Usually, brands grow bigger with time. But things are slightly different for the Bajaj Pulsar. How? Well, it’s 2019, and Bajaj has decided to go a size smaller with the latest Pulsar. This year, the company has launched its smallest Pulsar yet – the Pulsar 125. On the surface, this sounds like going back in time because, even at the time of its market launch in 2001, the Pulsar series was offered with a 150cc motor. So, why go smaller?
Bajaj says that the sole reason for doing this was to bring the ‘thrill’ of the Pulsar brand to the commuter segment. Consequently, everything on the 125 is identical to the Pulsar 150 Neon – the body panels, suspension, tyres, and brakes, everything comes from its bigger brother’s parts bin.
In fact, even the engine architecture is the same. It’s just that the 125 has a shorter stroke of 50.5mm, versus 60.7mm in the 150 (bore is identical at 56mm), which means that the cubic capacity stands at 124.4cc. Like the 150, this is a super-refined motor and delivers power in a linear fashion. However, with only 11.8bhp and 11Nm on offer, it does run out of juice after 6,000rpm.
The Pulsar 125 is the most powerful bike in its segment, but it’s also the heaviest, at 140kgs. And this means that the performance isn’t anywhere close to being ‘thrilling.’ Similarly, the new Pulsar suffers in the handling department. On the track, it’s very easy to upset the chassis, and the rear lightens up when pushed hard. This bike is best enjoyed within the closed confines of the city and not on twisty sections, or even on the highway for that matter.

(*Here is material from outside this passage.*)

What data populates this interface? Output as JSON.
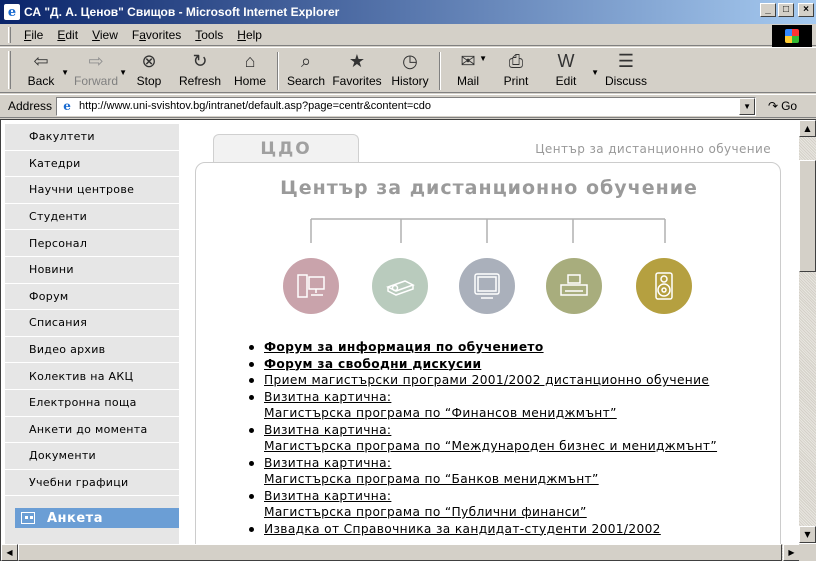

The biggest problem with the Pulsar 125 is its bigger brother! For about ₹6,000 more, you get a bigger motor, ABS (the Pulsar 125 has CBS), and an overall a better package. And, on top of all this, the design of the bike is more than a decade old – meaning it won’t set you apart from the crowd, even with that Pulsar tag.